Stored entries
- - - - - - -
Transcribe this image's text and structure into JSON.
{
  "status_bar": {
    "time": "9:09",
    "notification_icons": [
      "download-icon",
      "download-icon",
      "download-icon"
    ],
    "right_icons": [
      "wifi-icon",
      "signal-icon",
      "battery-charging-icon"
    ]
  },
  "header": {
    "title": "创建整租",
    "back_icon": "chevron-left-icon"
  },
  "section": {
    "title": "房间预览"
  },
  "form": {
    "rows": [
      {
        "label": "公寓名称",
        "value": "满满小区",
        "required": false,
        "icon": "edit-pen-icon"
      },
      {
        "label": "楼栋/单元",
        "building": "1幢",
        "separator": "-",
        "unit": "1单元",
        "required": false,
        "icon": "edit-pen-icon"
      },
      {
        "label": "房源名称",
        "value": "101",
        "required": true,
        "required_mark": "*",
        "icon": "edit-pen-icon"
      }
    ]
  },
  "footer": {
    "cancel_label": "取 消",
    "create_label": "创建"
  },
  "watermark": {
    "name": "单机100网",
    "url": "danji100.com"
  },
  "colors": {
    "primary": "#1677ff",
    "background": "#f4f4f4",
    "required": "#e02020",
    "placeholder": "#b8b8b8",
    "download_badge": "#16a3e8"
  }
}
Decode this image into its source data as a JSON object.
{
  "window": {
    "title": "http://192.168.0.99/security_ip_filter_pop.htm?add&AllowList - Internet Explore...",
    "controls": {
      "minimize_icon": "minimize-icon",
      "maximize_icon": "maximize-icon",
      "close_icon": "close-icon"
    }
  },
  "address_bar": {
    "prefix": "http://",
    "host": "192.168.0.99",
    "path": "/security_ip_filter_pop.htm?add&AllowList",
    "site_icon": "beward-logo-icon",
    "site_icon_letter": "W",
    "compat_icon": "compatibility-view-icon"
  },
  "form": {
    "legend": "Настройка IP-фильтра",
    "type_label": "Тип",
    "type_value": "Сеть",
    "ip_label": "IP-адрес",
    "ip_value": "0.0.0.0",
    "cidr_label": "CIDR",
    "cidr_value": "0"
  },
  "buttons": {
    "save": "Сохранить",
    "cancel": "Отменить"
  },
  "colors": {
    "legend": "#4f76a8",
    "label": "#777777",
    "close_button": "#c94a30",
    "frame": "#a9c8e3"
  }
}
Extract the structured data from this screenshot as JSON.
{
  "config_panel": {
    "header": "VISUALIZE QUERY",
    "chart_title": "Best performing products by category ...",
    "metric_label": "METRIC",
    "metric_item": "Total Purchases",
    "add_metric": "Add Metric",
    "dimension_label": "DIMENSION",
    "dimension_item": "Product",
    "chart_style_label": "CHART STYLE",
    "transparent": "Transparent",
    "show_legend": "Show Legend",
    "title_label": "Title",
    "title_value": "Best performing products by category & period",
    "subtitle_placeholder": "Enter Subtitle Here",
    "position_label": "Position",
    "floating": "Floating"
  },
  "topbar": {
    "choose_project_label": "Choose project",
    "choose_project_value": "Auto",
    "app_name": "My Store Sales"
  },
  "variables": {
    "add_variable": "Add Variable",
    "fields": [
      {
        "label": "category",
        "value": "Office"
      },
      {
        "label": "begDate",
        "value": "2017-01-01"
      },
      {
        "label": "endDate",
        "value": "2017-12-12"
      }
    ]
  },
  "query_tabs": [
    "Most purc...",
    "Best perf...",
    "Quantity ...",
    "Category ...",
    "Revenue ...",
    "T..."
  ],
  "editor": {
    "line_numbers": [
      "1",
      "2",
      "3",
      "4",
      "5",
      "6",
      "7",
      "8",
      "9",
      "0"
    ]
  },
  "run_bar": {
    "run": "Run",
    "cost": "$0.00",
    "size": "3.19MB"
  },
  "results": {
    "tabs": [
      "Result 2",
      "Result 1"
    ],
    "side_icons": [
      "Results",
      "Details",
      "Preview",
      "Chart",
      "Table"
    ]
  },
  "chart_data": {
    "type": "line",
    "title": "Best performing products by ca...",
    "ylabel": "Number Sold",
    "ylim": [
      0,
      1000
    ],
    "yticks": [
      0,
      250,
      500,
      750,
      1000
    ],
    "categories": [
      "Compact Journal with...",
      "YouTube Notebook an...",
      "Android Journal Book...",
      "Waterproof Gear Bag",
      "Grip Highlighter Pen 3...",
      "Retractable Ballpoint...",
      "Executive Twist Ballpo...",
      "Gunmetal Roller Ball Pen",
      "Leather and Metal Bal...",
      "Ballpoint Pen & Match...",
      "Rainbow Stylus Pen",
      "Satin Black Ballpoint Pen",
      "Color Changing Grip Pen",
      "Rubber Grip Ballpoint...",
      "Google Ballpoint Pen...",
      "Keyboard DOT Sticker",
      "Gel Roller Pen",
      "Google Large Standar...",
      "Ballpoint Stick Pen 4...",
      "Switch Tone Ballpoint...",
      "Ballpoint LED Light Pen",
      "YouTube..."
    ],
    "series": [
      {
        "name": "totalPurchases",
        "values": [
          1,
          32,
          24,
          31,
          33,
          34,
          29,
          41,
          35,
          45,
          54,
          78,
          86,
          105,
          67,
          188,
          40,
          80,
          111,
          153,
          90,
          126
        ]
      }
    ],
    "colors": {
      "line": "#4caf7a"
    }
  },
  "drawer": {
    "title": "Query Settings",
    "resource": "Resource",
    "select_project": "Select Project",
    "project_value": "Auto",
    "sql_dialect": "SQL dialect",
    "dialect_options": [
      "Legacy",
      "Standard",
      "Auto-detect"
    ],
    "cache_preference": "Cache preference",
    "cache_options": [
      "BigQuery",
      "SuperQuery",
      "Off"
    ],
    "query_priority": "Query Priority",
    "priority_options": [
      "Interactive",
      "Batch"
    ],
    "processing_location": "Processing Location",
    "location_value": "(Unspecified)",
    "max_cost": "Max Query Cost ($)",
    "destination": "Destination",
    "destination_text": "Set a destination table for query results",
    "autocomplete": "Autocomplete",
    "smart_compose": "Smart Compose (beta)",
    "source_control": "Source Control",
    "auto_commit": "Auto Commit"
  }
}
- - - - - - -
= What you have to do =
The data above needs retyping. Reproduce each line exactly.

= Exercise response =
Transcribe this image's text and structure into JSON.
{
  "status_bar": {
    "time": "9:09",
    "notification_icons": [
      "download-icon",
      "download-icon",
      "download-icon"
    ],
    "right_icons": [
      "wifi-icon",
      "signal-icon",
      "battery-charging-icon"
    ]
  },
  "header": {
    "title": "创建整租",
    "back_icon": "chevron-left-icon"
  },
  "section": {
    "title": "房间预览"
  },
  "form": {
    "rows": [
      {
        "label": "公寓名称",
        "value": "满满小区",
        "required": false,
        "icon": "edit-pen-icon"
      },
      {
        "label": "楼栋/单元",
        "building": "1幢",
        "separator": "-",
        "unit": "1单元",
        "required": false,
        "icon": "edit-pen-icon"
      },
      {
        "label": "房源名称",
        "value": "101",
        "required": true,
        "required_mark": "*",
        "icon": "edit-pen-icon"
      }
    ]
  },
  "footer": {
    "cancel_label": "取 消",
    "create_label": "创建"
  },
  "watermark": {
    "name": "单机100网",
    "url": "danji100.com"
  },
  "colors": {
    "primary": "#1677ff",
    "background": "#f4f4f4",
    "required": "#e02020",
    "placeholder": "#b8b8b8",
    "download_badge": "#16a3e8"
  }
}
Decode this image into its source data as a JSON object.
{
  "window": {
    "title": "http://192.168.0.99/security_ip_filter_pop.htm?add&AllowList - Internet Explore...",
    "controls": {
      "minimize_icon": "minimize-icon",
      "maximize_icon": "maximize-icon",
      "close_icon": "close-icon"
    }
  },
  "address_bar": {
    "prefix": "http://",
    "host": "192.168.0.99",
    "path": "/security_ip_filter_pop.htm?add&AllowList",
    "site_icon": "beward-logo-icon",
    "site_icon_letter": "W",
    "compat_icon": "compatibility-view-icon"
  },
  "form": {
    "legend": "Настройка IP-фильтра",
    "type_label": "Тип",
    "type_value": "Сеть",
    "ip_label": "IP-адрес",
    "ip_value": "0.0.0.0",
    "cidr_label": "CIDR",
    "cidr_value": "0"
  },
  "buttons": {
    "save": "Сохранить",
    "cancel": "Отменить"
  },
  "colors": {
    "legend": "#4f76a8",
    "label": "#777777",
    "close_button": "#c94a30",
    "frame": "#a9c8e3"
  }
}
Extract the structured data from this screenshot as JSON.
{
  "config_panel": {
    "header": "VISUALIZE QUERY",
    "chart_title": "Best performing products by category ...",
    "metric_label": "METRIC",
    "metric_item": "Total Purchases",
    "add_metric": "Add Metric",
    "dimension_label": "DIMENSION",
    "dimension_item": "Product",
    "chart_style_label": "CHART STYLE",
    "transparent": "Transparent",
    "show_legend": "Show Legend",
    "title_label": "Title",
    "title_value": "Best performing products by category & period",
    "subtitle_placeholder": "Enter Subtitle Here",
    "position_label": "Position",
    "floating": "Floating"
  },
  "topbar": {
    "choose_project_label": "Choose project",
    "choose_project_value": "Auto",
    "app_name": "My Store Sales"
  },
  "variables": {
    "add_variable": "Add Variable",
    "fields": [
      {
        "label": "category",
        "value": "Office"
      },
      {
        "label": "begDate",
        "value": "2017-01-01"
      },
      {
        "label": "endDate",
        "value": "2017-12-12"
      }
    ]
  },
  "query_tabs": [
    "Most purc...",
    "Best perf...",
    "Quantity ...",
    "Category ...",
    "Revenue ...",
    "T..."
  ],
  "editor": {
    "line_numbers": [
      "1",
      "2",
      "3",
      "4",
      "5",
      "6",
      "7",
      "8",
      "9",
      "0"
    ]
  },
  "run_bar": {
    "run": "Run",
    "cost": "$0.00",
    "size": "3.19MB"
  },
  "results": {
    "tabs": [
      "Result 2",
      "Result 1"
    ],
    "side_icons": [
      "Results",
      "Details",
      "Preview",
      "Chart",
      "Table"
    ]
  },
  "chart_data": {
    "type": "line",
    "title": "Best performing products by ca...",
    "ylabel": "Number Sold",
    "ylim": [
      0,
      1000
    ],
    "yticks": [
      0,
      250,
      500,
      750,
      1000
    ],
    "categories": [
      "Compact Journal with...",
      "YouTube Notebook an...",
      "Android Journal Book...",
      "Waterproof Gear Bag",
      "Grip Highlighter Pen 3...",
      "Retractable Ballpoint...",
      "Executive Twist Ballpo...",
      "Gunmetal Roller Ball Pen",
      "Leather and Metal Bal...",
      "Ballpoint Pen & Match...",
      "Rainbow Stylus Pen",
      "Satin Black Ballpoint Pen",
      "Color Changing Grip Pen",
      "Rubber Grip Ballpoint...",
      "Google Ballpoint Pen...",
      "Keyboard DOT Sticker",
      "Gel Roller Pen",
      "Google Large Standar...",
      "Ballpoint Stick Pen 4...",
      "Switch Tone Ballpoint...",
      "Ballpoint LED Light Pen",
      "YouTube..."
    ],
    "series": [
      {
        "name": "totalPurchases",
        "values": [
          1,
          32,
          24,
          31,
          33,
          34,
          29,
          41,
          35,
          45,
          54,
          78,
          86,
          105,
          67,
          188,
          40,
          80,
          111,
          153,
          90,
          126
        ]
      }
    ],
    "colors": {
      "line": "#4caf7a"
    }
  },
  "drawer": {
    "title": "Query Settings",
    "resource": "Resource",
    "select_project": "Select Project",
    "project_value": "Auto",
    "sql_dialect": "SQL dialect",
    "dialect_options": [
      "Legacy",
      "Standard",
      "Auto-detect"
    ],
    "cache_preference": "Cache preference",
    "cache_options": [
      "BigQuery",
      "SuperQuery",
      "Off"
    ],
    "query_priority": "Query Priority",
    "priority_options": [
      "Interactive",
      "Batch"
    ],
    "processing_location": "Processing Location",
    "location_value": "(Unspecified)",
    "max_cost": "Max Query Cost ($)",
    "destination": "Destination",
    "destination_text": "Set a destination table for query results",
    "autocomplete": "Autocomplete",
    "smart_compose": "Smart Compose (beta)",
    "source_control": "Source Control",
    "auto_commit": "Auto Commit"
  }
}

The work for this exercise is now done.